These bacteria can sometimes cause pelvic inflammatory disease (PID), which can make it difficult or impossible for you to have children.

Bacterial vaginosis (BV): a common cause of vaginal discharge in need of more research

Posted on 6th September 2013 by · No comments

Bacterial vaginosis (BV) is a common condition in women presenting as a malodorous vaginal discharge. The  smell is often worse after sex and arround the menstrual period. Occasionally there is an associated  itching or burning sensation although most women with BV only have the discharge. BV can also be detected in women who are totally symptom free.

BV is caused by an imbalance of the normal vagina flora and its mechanism remain poorly understood. An updated review by the Centre for Disease Control (CDC), USA confirms a commonly observation that BV follows sexual intercourse with a new partner and multiple partners as well as vaginal douching.

BV, itself an benign though troublesome nuisance is associated with increased risk of a number of infections or conditions:

  • Having BV can increase a woman’s susceptibility to HIV infection if she is exposed to the HIV virus.

  • Having BV increases the chances that an HIV-infected woman can pass HIV to her sex partner.

  • Having BV has been associated with an increase in the development of an infection following surgical procedures such as a hysterectomy or an abortion.

  • Having BV while pregnant may put a woman at increased risk for some complications of pregnancy, such as preterm delivery.

  • BV can increase a woman’s susceptibility to other STDs, such as herpes simplex virus (HSV),chlamydia, and gonorrhea.

  • The bacteria that cause BV can sometimes infect the uterus (womb) and fallopian tubes (tubes that carry eggs from the ovaries to the uterus). This type of infection is called pelvic inflammatory disease (PID).
  • Pregnant women with BV more often have babies who are born premature or with low birth weight (low birth weight is less than 5.5 pounds). Pregnant women who have had previous premature of low birth weight babies should be tested and treated for BV in third trimester regardless of symptoms.

Trichomonas vaginalis – a neglected STI with major global health implications

Posted on 2nd September 2013 by · No comments

Trichomonas vaginalis (TV) is the most prevalent curable sexually transmitted infection (STI) globally. Yet at least 80% of TV infections are asymptomatic, though even asymptomatic infections are a public health concern.
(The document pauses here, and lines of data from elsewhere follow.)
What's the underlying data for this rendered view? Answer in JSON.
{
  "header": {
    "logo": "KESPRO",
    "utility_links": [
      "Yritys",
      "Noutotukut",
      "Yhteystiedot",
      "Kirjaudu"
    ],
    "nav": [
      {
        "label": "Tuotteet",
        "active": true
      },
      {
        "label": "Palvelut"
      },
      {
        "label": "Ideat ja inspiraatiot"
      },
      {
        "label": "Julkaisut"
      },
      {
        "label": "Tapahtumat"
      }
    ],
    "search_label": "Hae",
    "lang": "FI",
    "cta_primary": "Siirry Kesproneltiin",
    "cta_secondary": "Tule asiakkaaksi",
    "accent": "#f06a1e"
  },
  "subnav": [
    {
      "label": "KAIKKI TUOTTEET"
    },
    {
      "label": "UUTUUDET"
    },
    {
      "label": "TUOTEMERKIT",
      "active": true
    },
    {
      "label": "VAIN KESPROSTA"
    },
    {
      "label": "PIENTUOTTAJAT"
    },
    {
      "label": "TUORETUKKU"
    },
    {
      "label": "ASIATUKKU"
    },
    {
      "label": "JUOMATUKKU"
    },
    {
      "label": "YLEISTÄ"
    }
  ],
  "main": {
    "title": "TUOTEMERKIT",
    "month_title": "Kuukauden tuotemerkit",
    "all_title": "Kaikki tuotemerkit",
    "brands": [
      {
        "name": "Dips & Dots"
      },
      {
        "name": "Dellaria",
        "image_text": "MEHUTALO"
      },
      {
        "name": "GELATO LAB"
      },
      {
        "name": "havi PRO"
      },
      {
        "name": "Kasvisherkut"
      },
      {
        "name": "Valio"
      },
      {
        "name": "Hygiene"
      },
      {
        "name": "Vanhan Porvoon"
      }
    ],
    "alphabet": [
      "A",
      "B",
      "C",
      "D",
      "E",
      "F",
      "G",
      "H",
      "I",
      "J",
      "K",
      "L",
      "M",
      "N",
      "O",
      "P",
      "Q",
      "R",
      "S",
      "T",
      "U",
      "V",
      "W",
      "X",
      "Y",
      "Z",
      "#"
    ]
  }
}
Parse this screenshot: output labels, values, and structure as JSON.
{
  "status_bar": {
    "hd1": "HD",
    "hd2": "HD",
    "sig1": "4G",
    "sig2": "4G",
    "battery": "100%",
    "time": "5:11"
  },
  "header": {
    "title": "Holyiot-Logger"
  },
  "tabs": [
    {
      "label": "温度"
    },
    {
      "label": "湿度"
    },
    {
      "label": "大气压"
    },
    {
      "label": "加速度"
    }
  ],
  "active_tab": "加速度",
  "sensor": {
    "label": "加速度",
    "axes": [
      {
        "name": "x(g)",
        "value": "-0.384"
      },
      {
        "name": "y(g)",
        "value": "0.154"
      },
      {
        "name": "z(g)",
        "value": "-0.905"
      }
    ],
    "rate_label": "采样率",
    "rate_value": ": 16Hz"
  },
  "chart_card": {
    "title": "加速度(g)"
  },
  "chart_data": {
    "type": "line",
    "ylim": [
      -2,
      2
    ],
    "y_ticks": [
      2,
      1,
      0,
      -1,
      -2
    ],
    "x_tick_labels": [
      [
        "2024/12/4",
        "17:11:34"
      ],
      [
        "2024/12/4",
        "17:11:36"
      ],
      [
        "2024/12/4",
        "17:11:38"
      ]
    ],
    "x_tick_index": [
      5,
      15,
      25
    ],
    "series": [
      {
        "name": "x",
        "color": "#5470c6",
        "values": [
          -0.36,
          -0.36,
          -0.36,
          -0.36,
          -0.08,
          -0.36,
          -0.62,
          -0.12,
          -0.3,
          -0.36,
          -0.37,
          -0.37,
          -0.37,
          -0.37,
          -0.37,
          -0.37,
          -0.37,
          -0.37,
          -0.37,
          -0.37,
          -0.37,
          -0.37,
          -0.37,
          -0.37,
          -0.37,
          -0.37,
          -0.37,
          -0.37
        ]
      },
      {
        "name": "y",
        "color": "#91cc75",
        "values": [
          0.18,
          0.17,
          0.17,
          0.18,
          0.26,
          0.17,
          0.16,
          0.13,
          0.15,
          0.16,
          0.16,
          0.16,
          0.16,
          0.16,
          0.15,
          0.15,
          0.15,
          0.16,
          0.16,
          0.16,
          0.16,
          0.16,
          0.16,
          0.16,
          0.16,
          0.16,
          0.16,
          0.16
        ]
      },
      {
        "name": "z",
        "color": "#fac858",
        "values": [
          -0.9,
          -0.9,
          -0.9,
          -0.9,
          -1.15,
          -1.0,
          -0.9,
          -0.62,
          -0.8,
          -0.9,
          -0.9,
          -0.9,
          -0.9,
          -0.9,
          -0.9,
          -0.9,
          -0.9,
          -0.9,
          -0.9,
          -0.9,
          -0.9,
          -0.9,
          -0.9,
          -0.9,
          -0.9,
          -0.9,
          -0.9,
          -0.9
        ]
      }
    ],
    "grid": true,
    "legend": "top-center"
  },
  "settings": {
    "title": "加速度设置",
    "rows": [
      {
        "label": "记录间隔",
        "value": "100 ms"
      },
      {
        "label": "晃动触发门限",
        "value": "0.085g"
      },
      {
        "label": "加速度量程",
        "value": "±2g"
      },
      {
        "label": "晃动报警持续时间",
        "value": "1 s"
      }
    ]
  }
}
In addition to the risk of transmission to sex partners, TV infection has been associated with as much as a 2.7-fold increase in the risk of HIV acquisition, a 1.3-fold increase in the risk of preterm labour, and a 4.7-fold increase in the risk of pelvic inflammatory disease.

A recent review in the journal Sexually Transmitted Infections (STI) highlights the current knowledge of the global epidemiology of TV infection. These include sex differences in the incidence and prevalence of infection, and the potentially important role of female sex hormones, and the menstrual cycle in mediating TV susceptibility and natural history.

WHO has estimated that over half the 248 million new TV infections each year occur in men. By contrast, 89% of prevalent TV cases are found among women. Biological differences between the sexes contribute to these striking differences between men and women.

There has also been an increased understanding of the mechanisms underlying resistance to metronidazole – the current sole drug available to eradicate the organism.

Recent innovations in detection, including the availability of nucleic acid amplification tests (NAATs), have improved our understanding of the natural history of TV infections. These innovations and our increased understanding of this common sexually transmitted infection should help us combat the global epidemic in TV.